[Component data from apps and pages]
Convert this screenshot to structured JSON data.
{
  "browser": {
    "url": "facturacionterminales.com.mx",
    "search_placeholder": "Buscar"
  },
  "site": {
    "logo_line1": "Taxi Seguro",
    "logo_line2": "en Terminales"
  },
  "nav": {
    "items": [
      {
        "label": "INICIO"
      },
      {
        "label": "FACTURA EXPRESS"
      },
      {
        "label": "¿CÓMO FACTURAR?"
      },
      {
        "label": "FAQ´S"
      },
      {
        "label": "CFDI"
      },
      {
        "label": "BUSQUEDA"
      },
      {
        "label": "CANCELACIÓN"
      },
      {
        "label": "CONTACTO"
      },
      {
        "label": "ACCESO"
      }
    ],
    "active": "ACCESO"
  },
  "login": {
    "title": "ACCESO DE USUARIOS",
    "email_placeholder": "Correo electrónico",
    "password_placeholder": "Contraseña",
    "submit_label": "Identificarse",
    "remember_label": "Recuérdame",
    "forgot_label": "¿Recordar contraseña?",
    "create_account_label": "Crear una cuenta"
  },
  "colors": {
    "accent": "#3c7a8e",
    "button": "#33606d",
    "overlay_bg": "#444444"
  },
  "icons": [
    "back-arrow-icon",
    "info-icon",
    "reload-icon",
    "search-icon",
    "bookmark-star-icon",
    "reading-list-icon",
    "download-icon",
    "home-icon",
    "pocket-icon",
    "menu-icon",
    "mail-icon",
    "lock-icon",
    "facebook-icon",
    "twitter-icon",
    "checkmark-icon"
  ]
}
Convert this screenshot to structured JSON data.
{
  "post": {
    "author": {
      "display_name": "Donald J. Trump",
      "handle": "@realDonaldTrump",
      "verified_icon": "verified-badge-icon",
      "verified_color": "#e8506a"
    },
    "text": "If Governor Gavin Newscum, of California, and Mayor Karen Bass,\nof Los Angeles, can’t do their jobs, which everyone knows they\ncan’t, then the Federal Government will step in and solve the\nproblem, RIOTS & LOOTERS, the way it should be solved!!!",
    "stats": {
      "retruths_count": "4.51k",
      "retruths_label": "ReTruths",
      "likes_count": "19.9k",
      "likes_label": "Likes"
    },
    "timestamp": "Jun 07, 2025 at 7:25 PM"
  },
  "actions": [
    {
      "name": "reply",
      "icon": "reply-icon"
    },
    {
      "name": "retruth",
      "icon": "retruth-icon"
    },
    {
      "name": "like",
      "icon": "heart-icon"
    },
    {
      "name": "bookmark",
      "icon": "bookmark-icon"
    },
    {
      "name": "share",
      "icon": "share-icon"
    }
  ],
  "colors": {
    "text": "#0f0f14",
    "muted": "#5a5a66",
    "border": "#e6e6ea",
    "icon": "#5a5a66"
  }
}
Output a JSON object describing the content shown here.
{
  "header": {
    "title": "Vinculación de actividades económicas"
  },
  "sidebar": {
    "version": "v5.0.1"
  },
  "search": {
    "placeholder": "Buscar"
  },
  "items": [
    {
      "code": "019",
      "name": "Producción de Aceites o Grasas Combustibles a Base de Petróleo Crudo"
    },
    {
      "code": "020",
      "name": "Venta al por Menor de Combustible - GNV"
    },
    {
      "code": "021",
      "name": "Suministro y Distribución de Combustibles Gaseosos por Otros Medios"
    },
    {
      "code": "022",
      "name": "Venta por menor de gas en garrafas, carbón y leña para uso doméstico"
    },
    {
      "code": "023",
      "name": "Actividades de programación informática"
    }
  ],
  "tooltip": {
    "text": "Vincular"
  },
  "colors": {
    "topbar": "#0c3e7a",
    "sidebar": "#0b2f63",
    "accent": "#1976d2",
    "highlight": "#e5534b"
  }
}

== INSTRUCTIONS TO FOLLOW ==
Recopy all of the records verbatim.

== EXERCISE OUTPUT ==
Convert this screenshot to structured JSON data.
{
  "browser": {
    "url": "facturacionterminales.com.mx",
    "search_placeholder": "Buscar"
  },
  "site": {
    "logo_line1": "Taxi Seguro",
    "logo_line2": "en Terminales"
  },
  "nav": {
    "items": [
      {
        "label": "INICIO"
      },
      {
        "label": "FACTURA EXPRESS"
      },
      {
        "label": "¿CÓMO FACTURAR?"
      },
      {
        "label": "FAQ´S"
      },
      {
        "label": "CFDI"
      },
      {
        "label": "BUSQUEDA"
      },
      {
        "label": "CANCELACIÓN"
      },
      {
        "label": "CONTACTO"
      },
      {
        "label": "ACCESO"
      }
    ],
    "active": "ACCESO"
  },
  "login": {
    "title": "ACCESO DE USUARIOS",
    "email_placeholder": "Correo electrónico",
    "password_placeholder": "Contraseña",
    "submit_label": "Identificarse",
    "remember_label": "Recuérdame",
    "forgot_label": "¿Recordar contraseña?",
    "create_account_label": "Crear una cuenta"
  },
  "colors": {
    "accent": "#3c7a8e",
    "button": "#33606d",
    "overlay_bg": "#444444"
  },
  "icons": [
    "back-arrow-icon",
    "info-icon",
    "reload-icon",
    "search-icon",
    "bookmark-star-icon",
    "reading-list-icon",
    "download-icon",
    "home-icon",
    "pocket-icon",
    "menu-icon",
    "mail-icon",
    "lock-icon",
    "facebook-icon",
    "twitter-icon",
    "checkmark-icon"
  ]
}
Convert this screenshot to structured JSON data.
{
  "post": {
    "author": {
      "display_name": "Donald J. Trump",
      "handle": "@realDonaldTrump",
      "verified_icon": "verified-badge-icon",
      "verified_color": "#e8506a"
    },
    "text": "If Governor Gavin Newscum, of California, and Mayor Karen Bass,\nof Los Angeles, can’t do their jobs, which everyone knows they\ncan’t, then the Federal Government will step in and solve the\nproblem, RIOTS & LOOTERS, the way it should be solved!!!",
    "stats": {
      "retruths_count": "4.51k",
      "retruths_label": "ReTruths",
      "likes_count": "19.9k",
      "likes_label": "Likes"
    },
    "timestamp": "Jun 07, 2025 at 7:25 PM"
  },
  "actions": [
    {
      "name": "reply",
      "icon": "reply-icon"
    },
    {
      "name": "retruth",
      "icon": "retruth-icon"
    },
    {
      "name": "like",
      "icon": "heart-icon"
    },
    {
      "name": "bookmark",
      "icon": "bookmark-icon"
    },
    {
      "name": "share",
      "icon": "share-icon"
    }
  ],
  "colors": {
    "text": "#0f0f14",
    "muted": "#5a5a66",
    "border": "#e6e6ea",
    "icon": "#5a5a66"
  }
}
Output a JSON object describing the content shown here.
{
  "header": {
    "title": "Vinculación de actividades económicas"
  },
  "sidebar": {
    "version": "v5.0.1"
  },
  "search": {
    "placeholder": "Buscar"
  },
  "items": [
    {
      "code": "019",
      "name": "Producción de Aceites o Grasas Combustibles a Base de Petróleo Crudo"
    },
    {
      "code": "020",
      "name": "Venta al por Menor de Combustible - GNV"
    },
    {
      "code": "021",
      "name": "Suministro y Distribución de Combustibles Gaseosos por Otros Medios"
    },
    {
      "code": "022",
      "name": "Venta por menor de gas en garrafas, carbón y leña para uso doméstico"
    },
    {
      "code": "023",
      "name": "Actividades de programación informática"
    }
  ],
  "tooltip": {
    "text": "Vincular"
  },
  "colors": {
    "topbar": "#0c3e7a",
    "sidebar": "#0b2f63",
    "accent": "#1976d2",
    "highlight": "#e5534b"
  }
}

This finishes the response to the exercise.